Look for the string "label" in the data below, and copy each line that holds it.
─── Source data ───
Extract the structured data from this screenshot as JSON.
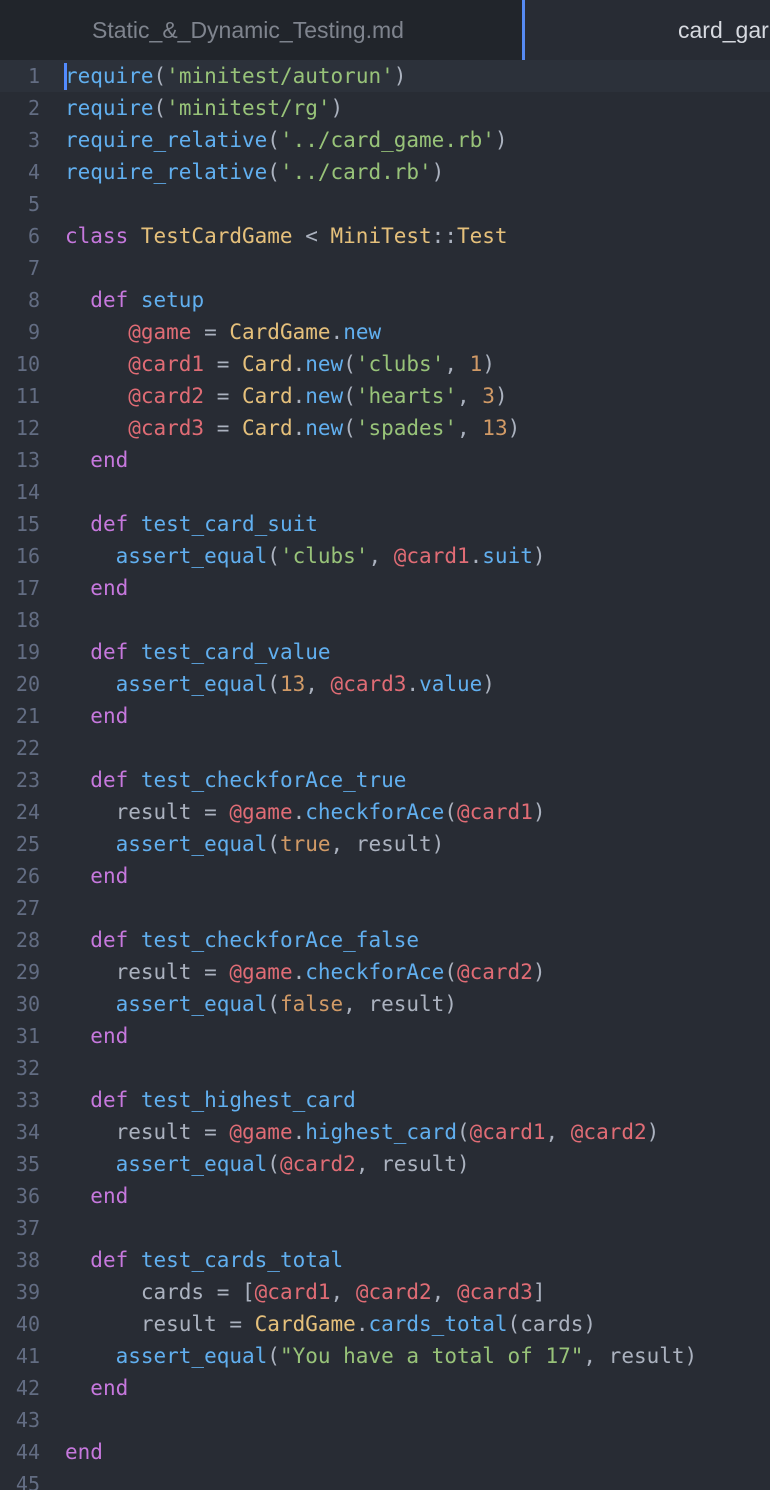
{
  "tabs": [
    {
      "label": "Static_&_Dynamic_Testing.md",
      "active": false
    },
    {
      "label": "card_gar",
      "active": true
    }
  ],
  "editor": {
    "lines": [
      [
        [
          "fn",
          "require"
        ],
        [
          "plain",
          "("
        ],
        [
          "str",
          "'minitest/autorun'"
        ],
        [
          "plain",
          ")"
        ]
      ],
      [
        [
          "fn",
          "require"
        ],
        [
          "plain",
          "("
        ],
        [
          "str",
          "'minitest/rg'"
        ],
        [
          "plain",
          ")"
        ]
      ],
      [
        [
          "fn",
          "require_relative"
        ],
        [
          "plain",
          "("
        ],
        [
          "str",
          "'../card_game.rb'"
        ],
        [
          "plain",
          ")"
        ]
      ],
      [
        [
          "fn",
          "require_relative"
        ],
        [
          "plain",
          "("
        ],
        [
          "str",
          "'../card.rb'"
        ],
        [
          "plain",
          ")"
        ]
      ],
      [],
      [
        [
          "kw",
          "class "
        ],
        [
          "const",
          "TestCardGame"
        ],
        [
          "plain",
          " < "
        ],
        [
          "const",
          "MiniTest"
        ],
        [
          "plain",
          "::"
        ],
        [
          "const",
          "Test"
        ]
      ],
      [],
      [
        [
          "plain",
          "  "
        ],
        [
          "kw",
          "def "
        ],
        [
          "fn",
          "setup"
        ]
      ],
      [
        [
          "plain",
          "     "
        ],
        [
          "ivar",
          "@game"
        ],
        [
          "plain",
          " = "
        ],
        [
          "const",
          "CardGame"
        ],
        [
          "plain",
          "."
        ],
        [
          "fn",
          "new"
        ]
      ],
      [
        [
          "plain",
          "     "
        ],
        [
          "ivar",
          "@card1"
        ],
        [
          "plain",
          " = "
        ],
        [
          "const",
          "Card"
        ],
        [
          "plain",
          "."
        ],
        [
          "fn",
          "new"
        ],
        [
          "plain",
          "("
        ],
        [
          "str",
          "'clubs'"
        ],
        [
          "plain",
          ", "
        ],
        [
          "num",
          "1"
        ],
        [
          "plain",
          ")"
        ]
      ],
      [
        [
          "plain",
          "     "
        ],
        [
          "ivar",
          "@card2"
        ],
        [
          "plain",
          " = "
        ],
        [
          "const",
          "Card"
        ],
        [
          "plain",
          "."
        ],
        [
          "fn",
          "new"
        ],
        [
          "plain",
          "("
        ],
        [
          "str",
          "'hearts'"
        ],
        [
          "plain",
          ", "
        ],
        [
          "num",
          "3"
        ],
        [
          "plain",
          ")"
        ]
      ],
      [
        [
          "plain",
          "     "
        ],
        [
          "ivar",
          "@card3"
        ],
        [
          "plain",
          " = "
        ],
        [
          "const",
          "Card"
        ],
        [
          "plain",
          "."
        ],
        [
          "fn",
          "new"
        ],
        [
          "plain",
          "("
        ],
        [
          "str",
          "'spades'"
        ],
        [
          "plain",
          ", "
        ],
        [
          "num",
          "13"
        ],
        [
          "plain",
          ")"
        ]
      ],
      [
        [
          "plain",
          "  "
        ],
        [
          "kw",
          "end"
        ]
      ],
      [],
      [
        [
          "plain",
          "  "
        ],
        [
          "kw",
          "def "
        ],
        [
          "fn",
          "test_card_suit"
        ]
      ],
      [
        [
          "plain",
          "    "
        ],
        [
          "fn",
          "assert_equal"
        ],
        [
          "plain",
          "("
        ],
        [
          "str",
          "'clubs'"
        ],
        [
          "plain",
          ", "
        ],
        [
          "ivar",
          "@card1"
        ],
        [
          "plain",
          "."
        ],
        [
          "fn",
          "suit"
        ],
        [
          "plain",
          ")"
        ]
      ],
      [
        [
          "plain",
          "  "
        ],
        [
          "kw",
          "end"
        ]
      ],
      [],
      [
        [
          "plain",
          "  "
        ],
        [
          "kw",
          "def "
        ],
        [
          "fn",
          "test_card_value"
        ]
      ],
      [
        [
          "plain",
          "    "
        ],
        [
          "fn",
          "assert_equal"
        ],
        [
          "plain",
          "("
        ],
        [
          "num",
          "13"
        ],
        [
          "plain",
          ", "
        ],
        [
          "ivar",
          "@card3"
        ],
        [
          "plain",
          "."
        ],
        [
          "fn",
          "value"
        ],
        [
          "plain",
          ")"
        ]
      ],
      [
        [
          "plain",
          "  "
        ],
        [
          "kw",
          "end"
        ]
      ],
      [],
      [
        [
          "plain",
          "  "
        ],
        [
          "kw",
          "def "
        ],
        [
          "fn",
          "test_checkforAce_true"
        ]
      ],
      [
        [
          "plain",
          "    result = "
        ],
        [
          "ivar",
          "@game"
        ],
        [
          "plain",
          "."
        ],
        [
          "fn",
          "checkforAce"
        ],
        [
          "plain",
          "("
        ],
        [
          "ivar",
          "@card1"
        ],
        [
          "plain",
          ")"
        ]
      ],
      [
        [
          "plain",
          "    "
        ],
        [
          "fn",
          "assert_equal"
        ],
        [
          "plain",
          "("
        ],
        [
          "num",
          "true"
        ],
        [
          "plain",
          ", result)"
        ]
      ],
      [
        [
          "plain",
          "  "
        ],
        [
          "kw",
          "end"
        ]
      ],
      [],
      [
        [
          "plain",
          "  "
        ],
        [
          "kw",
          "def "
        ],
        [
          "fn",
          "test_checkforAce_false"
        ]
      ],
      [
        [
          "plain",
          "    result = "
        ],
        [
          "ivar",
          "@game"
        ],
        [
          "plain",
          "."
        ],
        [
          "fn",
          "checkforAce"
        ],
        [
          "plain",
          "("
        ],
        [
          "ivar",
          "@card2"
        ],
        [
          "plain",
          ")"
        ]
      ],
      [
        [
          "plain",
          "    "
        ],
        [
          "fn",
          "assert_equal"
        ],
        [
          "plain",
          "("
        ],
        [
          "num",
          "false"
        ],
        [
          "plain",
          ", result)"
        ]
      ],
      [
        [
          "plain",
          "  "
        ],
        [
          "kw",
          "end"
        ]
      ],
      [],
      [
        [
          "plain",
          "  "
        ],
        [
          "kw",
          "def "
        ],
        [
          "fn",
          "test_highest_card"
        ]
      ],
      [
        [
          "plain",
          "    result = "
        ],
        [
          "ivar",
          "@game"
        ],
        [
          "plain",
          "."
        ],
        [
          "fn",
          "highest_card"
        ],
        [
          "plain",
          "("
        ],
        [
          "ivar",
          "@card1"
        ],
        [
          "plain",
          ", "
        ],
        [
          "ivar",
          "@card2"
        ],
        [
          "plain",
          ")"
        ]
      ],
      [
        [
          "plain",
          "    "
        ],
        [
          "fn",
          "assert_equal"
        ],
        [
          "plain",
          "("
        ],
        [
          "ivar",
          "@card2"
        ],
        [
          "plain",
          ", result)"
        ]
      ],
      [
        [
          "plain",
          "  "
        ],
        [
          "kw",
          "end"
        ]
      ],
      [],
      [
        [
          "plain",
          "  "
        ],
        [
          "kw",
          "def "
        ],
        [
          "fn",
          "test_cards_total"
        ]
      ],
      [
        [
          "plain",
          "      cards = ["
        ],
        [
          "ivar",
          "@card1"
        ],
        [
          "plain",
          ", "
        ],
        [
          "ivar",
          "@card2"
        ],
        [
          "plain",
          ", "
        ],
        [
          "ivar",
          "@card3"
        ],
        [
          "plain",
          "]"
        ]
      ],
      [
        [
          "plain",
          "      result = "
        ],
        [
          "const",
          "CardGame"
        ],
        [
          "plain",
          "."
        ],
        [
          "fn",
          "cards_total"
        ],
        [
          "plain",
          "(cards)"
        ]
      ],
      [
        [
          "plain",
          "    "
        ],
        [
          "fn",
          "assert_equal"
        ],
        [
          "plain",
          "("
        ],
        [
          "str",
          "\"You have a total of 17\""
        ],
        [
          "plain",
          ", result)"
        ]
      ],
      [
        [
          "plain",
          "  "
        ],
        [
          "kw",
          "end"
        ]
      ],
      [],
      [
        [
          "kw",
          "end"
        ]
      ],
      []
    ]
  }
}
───
*Solution to the problem*
      "label": "Static_&_Dynamic_Testing.md",
      "label": "card_gar",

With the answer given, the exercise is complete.